Review Summary: One hell of a finale!
Over the past couple of years the Celldweller project has seen itself flirting with the worst of EDM tropes and cliches in what could only be called as an ill-advised endeavour through the forsaken valley of sub par electronica. This development, most prominent in his Voices in My Head
series alienated long time followers of Klayton’s work while keeping newcomers distanced with their vapid material. With this new slew of material, many long time Celldweller followers deserted Klayton, labeling him as being nothing more than a hollow shell of his former self. This makes End of an Empire
a resurrection of sorts for Celldweller. Not only did Klayton find what one could call a “perfect” blend of of his early industrial roots and his newer dubstep/metal fusion, but he did so with such ungodly energy and gusto that it put End of an Empire
among his greatest work.
End of an Empire’s

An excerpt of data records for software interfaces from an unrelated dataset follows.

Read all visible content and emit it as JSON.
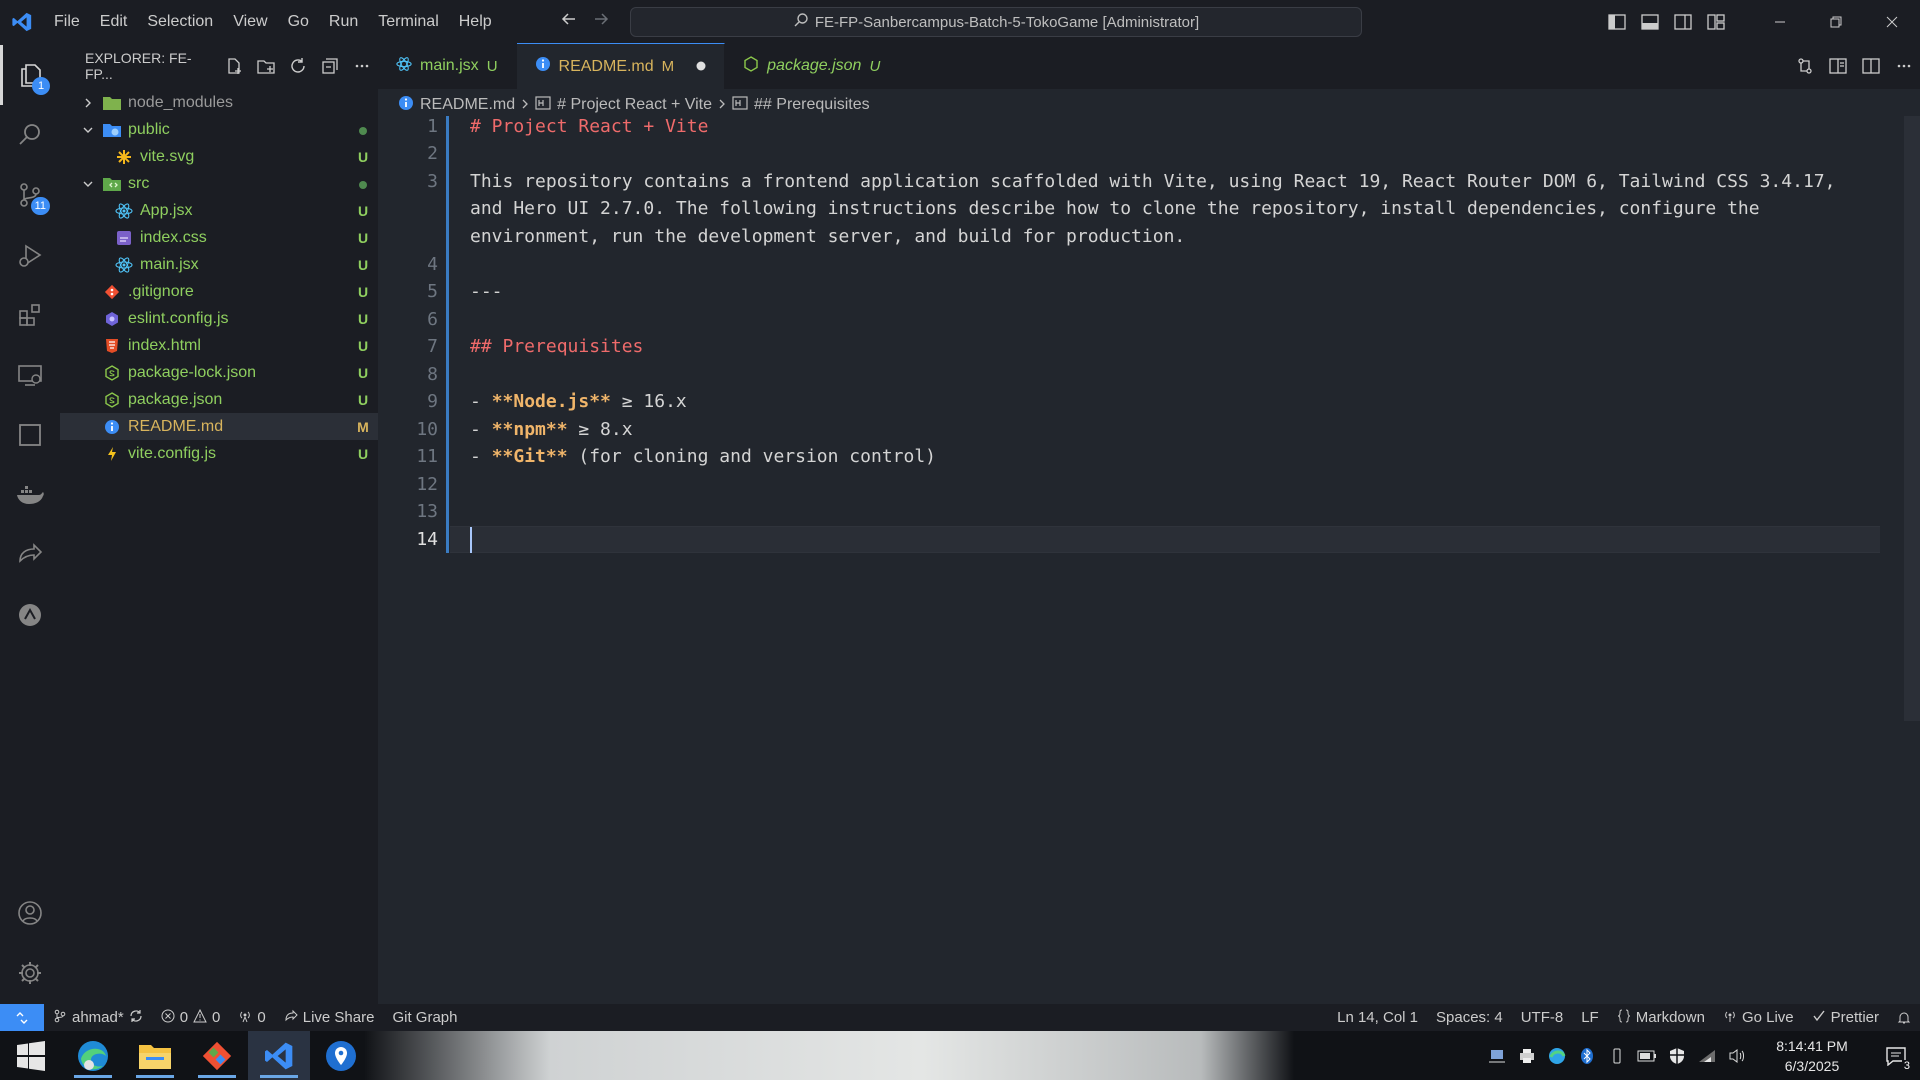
{
  "menu": [
    "File",
    "Edit",
    "Selection",
    "View",
    "Go",
    "Run",
    "Terminal",
    "Help"
  ],
  "command_center": "FE-FP-Sanbercampus-Batch-5-TokoGame [Administrator]",
  "activity": {
    "explorer_badge": "1",
    "scm_badge": "11"
  },
  "explorer": {
    "title": "EXPLORER: FE-FP...",
    "items": [
      {
        "name": "node_modules",
        "status": ""
      },
      {
        "name": "public",
        "status": ""
      },
      {
        "name": "vite.svg",
        "status": "U"
      },
      {
        "name": "src",
        "status": ""
      },
      {
        "name": "App.jsx",
        "status": "U"
      },
      {
        "name": "index.css",
        "status": "U"
      },
      {
        "name": "main.jsx",
        "status": "U"
      },
      {
        "name": ".gitignore",
        "status": "U"
      },
      {
        "name": "eslint.config.js",
        "status": "U"
      },
      {
        "name": "index.html",
        "status": "U"
      },
      {
        "name": "package-lock.json",
        "status": "U"
      },
      {
        "name": "package.json",
        "status": "U"
      },
      {
        "name": "README.md",
        "status": "M"
      },
      {
        "name": "vite.config.js",
        "status": "U"
      }
    ]
  },
  "tabs": [
    {
      "label": "main.jsx",
      "status": "U"
    },
    {
      "label": "README.md",
      "status": "M"
    },
    {
      "label": "package.json",
      "status": "U"
    }
  ],
  "breadcrumb": [
    "README.md",
    "# Project React + Vite",
    "## Prerequisites"
  ],
  "code": {
    "line_numbers": [
      "1",
      "2",
      "3",
      "4",
      "5",
      "6",
      "7",
      "8",
      "9",
      "10",
      "11",
      "12",
      "13",
      "14"
    ],
    "l1": "# Project React + Vite",
    "l3a": "This repository contains a frontend application scaffolded with Vite, using React 19, React Router DOM 6, Tailwind CSS 3.4.17,",
    "l3b": "and Hero UI 2.7.0. The following instructions describe how to clone the repository, install dependencies, configure the",
    "l3c": "environment, run the development server, and build for production.",
    "l5": "---",
    "l7": "## Prerequisites",
    "l9_dash": "- ",
    "l9_bold": "**Node.js**",
    "l9_rest": " ≥ 16.x",
    "l10_dash": "- ",
    "l10_bold": "**npm**",
    "l10_rest": " ≥ 8.x",
    "l11_dash": "- ",
    "l11_bold": "**Git**",
    "l11_rest": " (for cloning and version control)"
  },
  "status": {
    "branch": "ahmad*",
    "errors": "0",
    "warnings": "0",
    "ports": "0",
    "live_share": "Live Share",
    "git_graph": "Git Graph",
    "position": "Ln 14, Col 1",
    "spaces": "Spaces: 4",
    "encoding": "UTF-8",
    "eol": "LF",
    "language": "Markdown",
    "go_live": "Go Live",
    "prettier": "Prettier"
  },
  "taskbar": {
    "time": "8:14:41 PM",
    "date": "6/3/2025",
    "notifications": "3"
  },
  "colors": {
    "accent": "#3c8df5",
    "heading": "#ef6b6b",
    "bold": "#f0b56a",
    "untracked": "#8fcf5f",
    "modified": "#d8b45d"
  }
}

conclusion, titled Death
, concludes Klayton’s saga with aggressiveness, grit, and energy throughout it's entirety. The low, buzzing growls and dynamic orchestral arrangements of the album’s interludes allude to a dark and hectic atmosphere that boldly represents the name Death. Similarly to the chapters before it, Klayton continues the same three interlude/two track format with a quiet interlude that quietly buzzes and growls alongside the glitchy words of a woman declaring herself as “death." Drawing in eager listeners with her seductive, yet sinister voice. New Elysium
erupts from the pedestal of the ambiance, skittering about with a heart-pounding trance lead and heavy electronic metal interludes that burst with seas of growling synths, glitchy beats, and punishing guitar riffs. Klayton also utilizes his vocal strengths on this EP, pushing through the furious instrumentals with his constantly pleasing blend of smooth bass and mighty tenors and yells. On top of this, Klayton’s mix of light vocoder effects, distortion, and harmonizing allows his vocals to seamlessly float within his work whenever they’re at use.
, the backing track to New Elysium
, begins with the notes of an organ playing an almost funeral melody. As the track progresses, Klayton’s vocals swoop in with a light vocoder effect that keeps the mood continuously down through the equally depressive songwriting. Klayton announces that he is “at the end” and arriving at “death’s door” while also asking questions about how things will be on the “other side”. From here the track explodes with quick industrial verses and a handful of powerful screaming breakdowns that throw madness into the fire, capturing the feeling of the death and end of the conceptualized empire. What remains are the concluding interludes, both of which that intertwine with a dynamic mix of wonky growls and composed orchestral arrangements.
begins with the same solemn feel of Precious Ones, it’s main electronic lead pacing back and forth with an empty metallic clang through each passing beat. It’s mid-section drops the solemn in favor of a heavily pounding rock lead brimming with the constant clashing of choppy guitar riffs and slithery sci-fi synths. Faction 12
concludes the album on a similarly cinematic note. The orchestral arrangement features dramatically sweeping violins and frantic drumming that become quicker and more overly dramatic with each passing progression before breaking into silence with the final pound of a drum. Both of these interludes pick up the energy of New Elysium
and Precious Ones
and carefully balance it out into what is a fulfilling conclusion.
With the final chapter of End of an Empire
, Klayton not only delivers a powerful and fulfilling conclusion, but he introduces the strongest work in his entire discography. With instrumental interludes that give an explosive cinematic world and two tracks that both deliver with memorable songwriting, Death presents itself as a centerpiece for Celldweller’s work and a magnificent peek into the possibilities of what happens next. The future looks bright once again for Klayton, let’s hope his blackstar never burns out.